(Component data from apps and pages)
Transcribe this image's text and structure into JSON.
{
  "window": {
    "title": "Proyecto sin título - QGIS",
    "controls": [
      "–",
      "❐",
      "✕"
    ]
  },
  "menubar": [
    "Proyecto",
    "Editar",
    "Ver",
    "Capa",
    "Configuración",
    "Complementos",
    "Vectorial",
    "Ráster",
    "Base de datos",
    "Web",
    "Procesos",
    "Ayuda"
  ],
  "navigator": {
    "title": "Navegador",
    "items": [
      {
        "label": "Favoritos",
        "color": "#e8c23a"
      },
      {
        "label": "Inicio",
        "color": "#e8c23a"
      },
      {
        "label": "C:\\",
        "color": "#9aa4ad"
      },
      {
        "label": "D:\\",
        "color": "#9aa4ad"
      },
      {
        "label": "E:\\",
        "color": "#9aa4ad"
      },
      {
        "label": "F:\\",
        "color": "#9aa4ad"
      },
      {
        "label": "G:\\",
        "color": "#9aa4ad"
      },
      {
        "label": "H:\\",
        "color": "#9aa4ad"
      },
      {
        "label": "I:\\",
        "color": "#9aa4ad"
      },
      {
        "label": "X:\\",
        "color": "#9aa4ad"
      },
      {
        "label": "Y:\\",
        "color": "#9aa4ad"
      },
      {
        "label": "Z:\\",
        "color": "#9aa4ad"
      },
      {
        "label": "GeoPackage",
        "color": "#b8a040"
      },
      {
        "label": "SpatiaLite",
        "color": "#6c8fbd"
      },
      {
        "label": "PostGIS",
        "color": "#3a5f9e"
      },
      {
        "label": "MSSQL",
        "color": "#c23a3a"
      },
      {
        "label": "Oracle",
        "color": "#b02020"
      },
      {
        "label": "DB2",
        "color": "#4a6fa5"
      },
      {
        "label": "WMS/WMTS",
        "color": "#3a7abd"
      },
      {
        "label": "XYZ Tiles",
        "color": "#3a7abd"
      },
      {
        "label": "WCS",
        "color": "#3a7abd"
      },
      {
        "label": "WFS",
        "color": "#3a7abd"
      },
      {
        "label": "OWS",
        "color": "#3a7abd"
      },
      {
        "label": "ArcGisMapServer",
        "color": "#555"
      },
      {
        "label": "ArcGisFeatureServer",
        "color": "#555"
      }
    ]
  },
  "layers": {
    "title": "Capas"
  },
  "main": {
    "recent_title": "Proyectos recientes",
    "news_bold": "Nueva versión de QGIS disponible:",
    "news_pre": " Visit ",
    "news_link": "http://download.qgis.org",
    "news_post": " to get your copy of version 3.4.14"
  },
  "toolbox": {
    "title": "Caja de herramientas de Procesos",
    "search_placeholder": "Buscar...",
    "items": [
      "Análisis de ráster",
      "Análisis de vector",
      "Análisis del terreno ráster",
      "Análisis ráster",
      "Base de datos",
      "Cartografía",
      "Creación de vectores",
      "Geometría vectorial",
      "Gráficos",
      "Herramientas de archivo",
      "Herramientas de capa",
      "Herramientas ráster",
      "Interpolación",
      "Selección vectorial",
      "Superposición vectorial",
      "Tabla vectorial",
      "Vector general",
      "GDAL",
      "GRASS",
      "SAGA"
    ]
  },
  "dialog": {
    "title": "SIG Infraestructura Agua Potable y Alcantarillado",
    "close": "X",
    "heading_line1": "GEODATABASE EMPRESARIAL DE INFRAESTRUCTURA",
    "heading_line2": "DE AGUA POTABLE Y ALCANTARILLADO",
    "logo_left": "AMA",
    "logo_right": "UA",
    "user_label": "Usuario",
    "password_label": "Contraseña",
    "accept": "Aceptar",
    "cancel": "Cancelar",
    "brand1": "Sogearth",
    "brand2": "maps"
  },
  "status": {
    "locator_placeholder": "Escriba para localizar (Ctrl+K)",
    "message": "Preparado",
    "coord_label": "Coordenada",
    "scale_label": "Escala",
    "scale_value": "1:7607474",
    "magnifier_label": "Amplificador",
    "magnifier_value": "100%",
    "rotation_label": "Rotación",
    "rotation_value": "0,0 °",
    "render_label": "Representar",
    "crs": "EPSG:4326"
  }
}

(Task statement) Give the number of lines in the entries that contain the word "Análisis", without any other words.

(Reply) 4